Return the lines below that carry the word "color".

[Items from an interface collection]
**********
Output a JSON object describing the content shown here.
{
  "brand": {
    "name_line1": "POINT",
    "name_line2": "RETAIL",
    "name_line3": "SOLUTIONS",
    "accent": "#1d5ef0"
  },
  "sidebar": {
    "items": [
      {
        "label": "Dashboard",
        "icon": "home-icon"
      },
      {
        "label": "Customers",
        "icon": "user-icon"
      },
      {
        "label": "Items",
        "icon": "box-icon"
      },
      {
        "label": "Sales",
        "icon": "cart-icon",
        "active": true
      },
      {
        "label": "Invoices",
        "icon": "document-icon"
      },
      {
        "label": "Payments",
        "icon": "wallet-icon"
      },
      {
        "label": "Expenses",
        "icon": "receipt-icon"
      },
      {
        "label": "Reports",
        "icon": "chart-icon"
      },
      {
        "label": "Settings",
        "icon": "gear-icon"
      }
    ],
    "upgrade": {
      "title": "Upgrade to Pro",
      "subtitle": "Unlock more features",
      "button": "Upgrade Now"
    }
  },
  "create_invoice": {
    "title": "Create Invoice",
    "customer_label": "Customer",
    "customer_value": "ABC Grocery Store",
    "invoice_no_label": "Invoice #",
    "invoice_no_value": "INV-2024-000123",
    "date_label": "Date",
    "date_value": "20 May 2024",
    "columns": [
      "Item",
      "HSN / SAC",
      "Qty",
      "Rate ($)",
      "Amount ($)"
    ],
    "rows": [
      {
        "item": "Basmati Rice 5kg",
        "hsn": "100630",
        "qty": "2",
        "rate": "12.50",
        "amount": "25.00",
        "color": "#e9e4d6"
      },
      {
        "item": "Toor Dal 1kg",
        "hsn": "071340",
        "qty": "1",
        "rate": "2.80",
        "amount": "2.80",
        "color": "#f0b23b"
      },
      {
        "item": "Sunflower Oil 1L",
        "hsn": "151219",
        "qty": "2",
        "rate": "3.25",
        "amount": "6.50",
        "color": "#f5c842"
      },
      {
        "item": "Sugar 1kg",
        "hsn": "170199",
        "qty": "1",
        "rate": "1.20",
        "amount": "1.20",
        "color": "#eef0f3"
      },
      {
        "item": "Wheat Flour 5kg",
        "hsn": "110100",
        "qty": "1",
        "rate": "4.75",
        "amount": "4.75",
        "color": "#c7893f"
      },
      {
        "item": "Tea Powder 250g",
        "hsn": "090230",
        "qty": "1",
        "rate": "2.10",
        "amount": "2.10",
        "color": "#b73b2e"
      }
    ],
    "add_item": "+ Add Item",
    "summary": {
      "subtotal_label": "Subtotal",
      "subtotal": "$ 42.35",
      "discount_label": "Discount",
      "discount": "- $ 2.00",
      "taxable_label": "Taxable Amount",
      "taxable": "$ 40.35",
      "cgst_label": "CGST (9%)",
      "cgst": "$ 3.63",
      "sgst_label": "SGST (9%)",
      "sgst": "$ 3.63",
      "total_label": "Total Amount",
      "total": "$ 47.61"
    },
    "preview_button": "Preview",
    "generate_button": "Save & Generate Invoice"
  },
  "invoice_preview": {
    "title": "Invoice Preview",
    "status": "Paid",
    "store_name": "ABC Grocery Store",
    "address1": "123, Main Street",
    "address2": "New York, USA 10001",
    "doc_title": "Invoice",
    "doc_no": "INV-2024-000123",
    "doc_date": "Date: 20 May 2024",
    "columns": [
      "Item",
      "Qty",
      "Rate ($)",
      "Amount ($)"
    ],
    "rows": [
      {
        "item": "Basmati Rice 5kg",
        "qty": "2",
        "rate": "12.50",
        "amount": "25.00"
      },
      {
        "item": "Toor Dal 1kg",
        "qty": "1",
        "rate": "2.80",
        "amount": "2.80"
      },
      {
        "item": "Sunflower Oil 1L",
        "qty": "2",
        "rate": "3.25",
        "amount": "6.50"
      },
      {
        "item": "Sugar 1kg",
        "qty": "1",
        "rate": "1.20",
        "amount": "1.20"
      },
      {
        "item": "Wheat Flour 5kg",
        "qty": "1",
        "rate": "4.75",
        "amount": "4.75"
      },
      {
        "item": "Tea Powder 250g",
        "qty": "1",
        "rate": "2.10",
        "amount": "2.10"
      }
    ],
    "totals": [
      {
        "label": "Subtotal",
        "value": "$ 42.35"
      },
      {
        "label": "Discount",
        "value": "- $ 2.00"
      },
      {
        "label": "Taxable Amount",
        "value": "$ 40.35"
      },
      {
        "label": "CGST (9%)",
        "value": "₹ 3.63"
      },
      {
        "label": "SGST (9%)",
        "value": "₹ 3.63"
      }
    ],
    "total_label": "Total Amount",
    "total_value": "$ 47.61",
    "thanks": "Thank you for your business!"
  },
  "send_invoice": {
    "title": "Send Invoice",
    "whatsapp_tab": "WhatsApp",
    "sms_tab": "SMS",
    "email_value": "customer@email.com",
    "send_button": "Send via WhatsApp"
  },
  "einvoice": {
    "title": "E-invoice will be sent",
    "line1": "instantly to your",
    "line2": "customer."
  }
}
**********
— ANSWER TO THIS EXERCISE —
        "color": "#e9e4d6"
        "color": "#f0b23b"
        "color": "#f5c842"
        "color": "#eef0f3"
        "color": "#c7893f"
        "color": "#b73b2e"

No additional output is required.